The government paid $33.5 million, including $11 million in attorney fees to Baker Sterchi Cowden & Rice in Kansas City, Mo.
Airplane crashes were another high-cost item — the Department of Transpor­tation settled 61 claims for a total of $33 million in 2013.
The single biggest payment to an individual — $14.2 million — went to the widow of Steven Altman, who was piloting a private Piper aircraft that collided in midair with a sightseeing helicopter over the Hudson River in 2009. When the crash occurred, the air traffic controller was allegedly making a personal phone call and his supervisor had left the tower to run an errand. This payment has not previously been reported. In 2012, the government quietly paid more than $20 million to settle additional claims related to the crash.

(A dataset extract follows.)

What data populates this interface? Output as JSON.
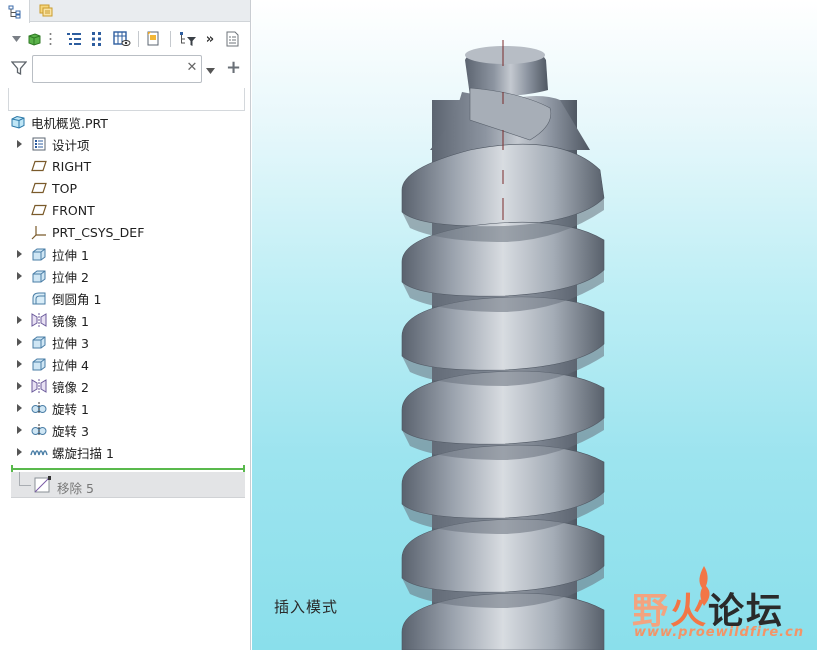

Last year, the government settled claims brought by 45 passengers and crew of Continental Flight 1404 who were injured when the plane skidded off the runway at Denver International Airport during takeoff in 2008. The Federal Aviation Administration was sued for failing to provide information to the plane’s pilot about gusty winds.
The Administrative Office of U.S. Courts doled out $1.33 million in Judgment Fund money to settle two suits by eight federal judges who sued for back pay after Congress withheld cost-of-living adjustments. The recipients included Senior Judge Laurence Silberman of the U.S. Court of Appeals for the D.C. Circuit, who got $163,155; and U.S. Court of Appeals for the Ninth Circuit judges A. Wallace Tashima, who got $162,812, and Richard Paez, who netted $160,056.
The cabinet agency with the lowest legal bills, for the third year in a row, was the U.S. Department of Education, which pulled just $2,000 from the Judgment Fund. The department was sued by a man expelled from George Mason University School of Law in 1995 six weeks before graduation for an honor code violation. In court papers, plaintiff Terence Wolfe said he never recovered personally or professionally from the expulsion, and successfully sought to have his student loans — $131,000 — discharged due to hardship. The DOE was ordered to pay him $2,000 to cover his costs in bringing the bankruptcy suit.
Contact Jenna Greene at email@example.com.